Persistent stalling

If your car actually starts fine but then stalls when idling, this issue could be a bad oxygen sensor, which is what pulls dirty air away from the engine while also delivering clean air to the engine compartment. If this sensor fails and the fuel-to-oxygen ratio in the engine is faulty, the engine cannot maintain combustion. Another common culprit is the thermostat or the sensors connected to the thermostat; if these are faulty, the thermostat may think the engine is hotter than it is, so it then seizes up and shuts off, or the engine gets flooded with coolant and cannot maintain enough heat to run.

The timing of the idle could also be faulty; this determines when the pistons of the engine move with each other. If the timing is not correct, there could be too much oxygen getting into the engine through an open valve, so the engine stalls. A failing battery could also cause stalling, as many of the car's components are run by electricity; if the fuel pump, fan, and oxygen sensor don't get enough electricity, they will fail to operate, so the engine then stalls.
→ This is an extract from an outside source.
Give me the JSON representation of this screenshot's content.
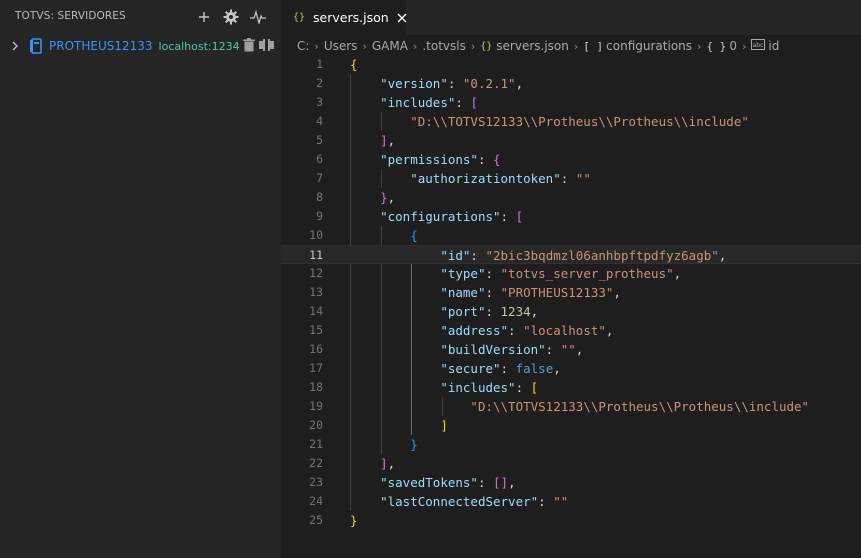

Grinding sounds

If you hear a grinding sound while you're driving but this sound goes away when you apply the brakes, the problem could actually be caused by the car's brakes. This sound could be a worn pad scraping the metal as you drive; once you apply the brakes and the pad is squeezed tight around the rotor, it no longer grinds.

A tyre that is not attached evenly to the rims or a broken or bent tie rod could also be causing parts of the wheel behind the rotor to grind against each other, making this sound. A mechanic can check the direction of the tyre and condition of the tie rods to note if a bent part needs replacing. Broken lug nuts can also cause a tyre to sit unevenly on the rim and grind against other parts, so these may also need replacing.